The 2:28 debutante is ready to step in and race next Sunday’s Olympic Marathon.
(c) 2012 Race Results Weekly, all rights reserved. Used with permission.
LONDON — The big shoes left empty by the ailing Paula Radcliffe at next Sunday’s Olympic Women’s Marathon are likely to be filled by a tiny Scotswoman who has a former world record holder for a coach, and who has been training for this race as if she had originally made the team.
Freya Murray, who lives in Heaton, Newcastle-Upon-Tyne, but often trains in Boulder, Colo., under Welsh legend Steve Jones, will be nominated by the British Olympic Association and U.K. Athletics to replace Radcliffe under the Late Athlete Replacement policy, U.K. Athletics announced here today. Murray, 28, was designated the alternate for the British women’s team after making a solid marathon debut at the Virgin London Marathon last April where she finished 13th in 2:28:10. She was the second British woman in the race, finishing two places behind Claire Hallissey who earned her Olympic berth that day.
“I am just so excited about this,” Murray said through a statement provided by her manager, Brendan Reilly. “It’s not been very nice for Paula the past few days, with rumors running rampant in the press, and I really feel bad for her.”
Although not yet official, it is nearly assured that Murray will be allowed to join the team. She had previously been designated the alternate and easily met the Olympic Games “A” standard of 2:37:00 with her run in London.

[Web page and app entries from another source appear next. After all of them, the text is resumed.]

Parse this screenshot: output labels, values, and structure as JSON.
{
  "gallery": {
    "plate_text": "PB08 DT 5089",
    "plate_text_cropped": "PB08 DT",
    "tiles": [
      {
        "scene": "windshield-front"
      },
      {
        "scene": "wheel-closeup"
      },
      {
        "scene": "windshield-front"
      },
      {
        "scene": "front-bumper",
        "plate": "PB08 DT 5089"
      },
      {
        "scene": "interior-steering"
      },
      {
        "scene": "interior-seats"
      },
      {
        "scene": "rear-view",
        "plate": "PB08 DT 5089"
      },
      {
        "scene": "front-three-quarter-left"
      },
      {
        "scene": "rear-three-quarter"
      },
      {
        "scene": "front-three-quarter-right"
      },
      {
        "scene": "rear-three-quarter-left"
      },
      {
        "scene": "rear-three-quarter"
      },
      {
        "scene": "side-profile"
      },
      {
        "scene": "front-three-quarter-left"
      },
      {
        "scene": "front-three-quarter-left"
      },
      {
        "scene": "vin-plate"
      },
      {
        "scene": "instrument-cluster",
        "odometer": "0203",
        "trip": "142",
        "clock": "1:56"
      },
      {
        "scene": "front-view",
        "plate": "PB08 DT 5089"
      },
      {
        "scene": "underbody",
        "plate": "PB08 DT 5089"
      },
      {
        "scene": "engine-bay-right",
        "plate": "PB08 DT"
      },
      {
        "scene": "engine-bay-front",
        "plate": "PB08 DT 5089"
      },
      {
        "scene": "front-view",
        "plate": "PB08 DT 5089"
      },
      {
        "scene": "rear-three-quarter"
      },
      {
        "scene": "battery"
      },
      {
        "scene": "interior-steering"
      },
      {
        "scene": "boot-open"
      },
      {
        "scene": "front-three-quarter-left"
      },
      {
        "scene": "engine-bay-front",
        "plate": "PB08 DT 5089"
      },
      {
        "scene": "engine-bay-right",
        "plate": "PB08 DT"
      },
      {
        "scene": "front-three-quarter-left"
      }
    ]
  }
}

Murray is a solid track athlete, with career best times of 15:26.5 for 5000m and 32:23.44 for 10,000m. She represented Scotland in the Commonwealth Games in 2010, finishing fifth in the 10,000m and seventh in the 5000m. She’s dabbled in road racing the last four seasons, but began to approach the half-marathon and marathon more seriously late in 2011 when she made her half-marathon debut at the Great North Run clocking a credible 1:12:44. She improved that time slightly at the 2012 NYC Half last March (1:12:32), a race she ran as a tune-up for the London Marathon.
“I really want to thank everybody who has supported me, and mainly my coach, Steve Jones, my fiance, Michael (Ross), and the people at adidas,” Murray continued. “I feel I’ve been so lucky the past few years. I hardly ran in 2011 with the injuries, but Steve made me believe I could do the marathon well, and London was my focus this Spring. We’ll see how the race goes. I’ve done some long runs this summer, with two hours yesterday, and I’m happy to have that under my belt. I’m just looking forward to running in the Olympic Games.”
Jones, whose 2:08:05 at the Chicago Marathon in 1984 broke the world record by 13 seconds, had the challenge of keeping Murray motivated to compete in an important race she would likely not start. He said today that his athlete was ready.
“Freya is ready to run and she will be on the start line healthy,” said Jones in a written statement provided to Race Results Weekly. “One of the most significant things is that they [UK Athletics] are willing to put a young and upcoming athlete into the mix to help build for the future. This is all part of the journey for Freya.”
Jones confirmed that he was buying a ticket and would be in London to support Murray.
For Radcliffe, who initially had trained well for these Olympics but was undone by osteoarthritis in her left foot, today was one of sadness. The multiple world record holder and world champion whose spectacular 2:15:25 world record at the 2003 London Marathon may never be surpassed said through a statement: “From the day when it was announced that London had won the bid, taking part and performing well in the London Olympic Games has been a major goal in my life. The goal of a fifth Olympics in my home country, what better? The chance to make amends to myself for bitter disappointments at the previous two Olympics. Through a lot of tough times it has kept me fighting, motivated and focused. That is why it hurts so much to finally admit to myself that it isn’t going to happen.”
Mara Yamauchi is the third member of the British women’s marathon squad. No British woman has ever won an Olympic marathon medal.